Retype the records exactly, with nothing added or dropped.
•••••
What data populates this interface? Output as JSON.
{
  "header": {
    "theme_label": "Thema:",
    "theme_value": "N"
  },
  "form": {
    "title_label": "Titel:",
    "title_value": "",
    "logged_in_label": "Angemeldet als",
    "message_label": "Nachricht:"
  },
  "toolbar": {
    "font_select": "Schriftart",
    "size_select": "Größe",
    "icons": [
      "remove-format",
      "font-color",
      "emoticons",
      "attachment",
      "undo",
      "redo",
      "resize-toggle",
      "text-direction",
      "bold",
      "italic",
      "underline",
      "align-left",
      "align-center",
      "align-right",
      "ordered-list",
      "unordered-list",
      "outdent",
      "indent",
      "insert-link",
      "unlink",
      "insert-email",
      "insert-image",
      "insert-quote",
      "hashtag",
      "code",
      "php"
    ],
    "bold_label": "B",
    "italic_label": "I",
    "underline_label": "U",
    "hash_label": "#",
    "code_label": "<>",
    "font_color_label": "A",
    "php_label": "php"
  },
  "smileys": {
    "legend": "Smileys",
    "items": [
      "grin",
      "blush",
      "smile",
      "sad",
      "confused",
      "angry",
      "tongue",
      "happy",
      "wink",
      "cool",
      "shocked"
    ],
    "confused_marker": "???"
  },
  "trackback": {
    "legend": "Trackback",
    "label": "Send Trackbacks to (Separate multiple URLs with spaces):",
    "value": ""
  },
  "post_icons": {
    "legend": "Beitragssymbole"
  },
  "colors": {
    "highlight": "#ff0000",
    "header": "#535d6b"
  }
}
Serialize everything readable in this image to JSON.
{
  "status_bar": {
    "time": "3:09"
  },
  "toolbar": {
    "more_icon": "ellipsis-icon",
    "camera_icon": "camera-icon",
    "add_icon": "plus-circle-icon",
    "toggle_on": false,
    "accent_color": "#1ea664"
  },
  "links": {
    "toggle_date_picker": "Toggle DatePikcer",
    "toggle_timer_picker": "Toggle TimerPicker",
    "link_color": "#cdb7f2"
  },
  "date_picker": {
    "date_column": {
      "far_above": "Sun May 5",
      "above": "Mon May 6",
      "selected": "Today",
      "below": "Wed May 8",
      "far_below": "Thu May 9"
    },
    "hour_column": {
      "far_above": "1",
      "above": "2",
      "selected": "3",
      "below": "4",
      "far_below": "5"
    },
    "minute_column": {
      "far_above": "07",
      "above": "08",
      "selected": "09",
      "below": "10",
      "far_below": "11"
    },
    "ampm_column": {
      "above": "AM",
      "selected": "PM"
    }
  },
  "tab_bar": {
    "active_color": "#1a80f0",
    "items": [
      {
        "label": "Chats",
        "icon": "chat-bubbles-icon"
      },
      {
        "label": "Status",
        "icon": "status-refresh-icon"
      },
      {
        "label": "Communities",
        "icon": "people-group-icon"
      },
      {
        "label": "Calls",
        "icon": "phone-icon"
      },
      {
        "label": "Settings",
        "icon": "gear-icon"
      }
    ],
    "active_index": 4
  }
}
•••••
- [The completed task]
What data populates this interface? Output as JSON.
{
  "header": {
    "theme_label": "Thema:",
    "theme_value": "N"
  },
  "form": {
    "title_label": "Titel:",
    "title_value": "",
    "logged_in_label": "Angemeldet als",
    "message_label": "Nachricht:"
  },
  "toolbar": {
    "font_select": "Schriftart",
    "size_select": "Größe",
    "icons": [
      "remove-format",
      "font-color",
      "emoticons",
      "attachment",
      "undo",
      "redo",
      "resize-toggle",
      "text-direction",
      "bold",
      "italic",
      "underline",
      "align-left",
      "align-center",
      "align-right",
      "ordered-list",
      "unordered-list",
      "outdent",
      "indent",
      "insert-link",
      "unlink",
      "insert-email",
      "insert-image",
      "insert-quote",
      "hashtag",
      "code",
      "php"
    ],
    "bold_label": "B",
    "italic_label": "I",
    "underline_label": "U",
    "hash_label": "#",
    "code_label": "<>",
    "font_color_label": "A",
    "php_label": "php"
  },
  "smileys": {
    "legend": "Smileys",
    "items": [
      "grin",
      "blush",
      "smile",
      "sad",
      "confused",
      "angry",
      "tongue",
      "happy",
      "wink",
      "cool",
      "shocked"
    ],
    "confused_marker": "???"
  },
  "trackback": {
    "legend": "Trackback",
    "label": "Send Trackbacks to (Separate multiple URLs with spaces):",
    "value": ""
  },
  "post_icons": {
    "legend": "Beitragssymbole"
  },
  "colors": {
    "highlight": "#ff0000",
    "header": "#535d6b"
  }
}
Serialize everything readable in this image to JSON.
{
  "status_bar": {
    "time": "3:09"
  },
  "toolbar": {
    "more_icon": "ellipsis-icon",
    "camera_icon": "camera-icon",
    "add_icon": "plus-circle-icon",
    "toggle_on": false,
    "accent_color": "#1ea664"
  },
  "links": {
    "toggle_date_picker": "Toggle DatePikcer",
    "toggle_timer_picker": "Toggle TimerPicker",
    "link_color": "#cdb7f2"
  },
  "date_picker": {
    "date_column": {
      "far_above": "Sun May 5",
      "above": "Mon May 6",
      "selected": "Today",
      "below": "Wed May 8",
      "far_below": "Thu May 9"
    },
    "hour_column": {
      "far_above": "1",
      "above": "2",
      "selected": "3",
      "below": "4",
      "far_below": "5"
    },
    "minute_column": {
      "far_above": "07",
      "above": "08",
      "selected": "09",
      "below": "10",
      "far_below": "11"
    },
    "ampm_column": {
      "above": "AM",
      "selected": "PM"
    }
  },
  "tab_bar": {
    "active_color": "#1a80f0",
    "items": [
      {
        "label": "Chats",
        "icon": "chat-bubbles-icon"
      },
      {
        "label": "Status",
        "icon": "status-refresh-icon"
      },
      {
        "label": "Communities",
        "icon": "people-group-icon"
      },
      {
        "label": "Calls",
        "icon": "phone-icon"
      },
      {
        "label": "Settings",
        "icon": "gear-icon"
      }
    ],
    "active_index": 4
  }
}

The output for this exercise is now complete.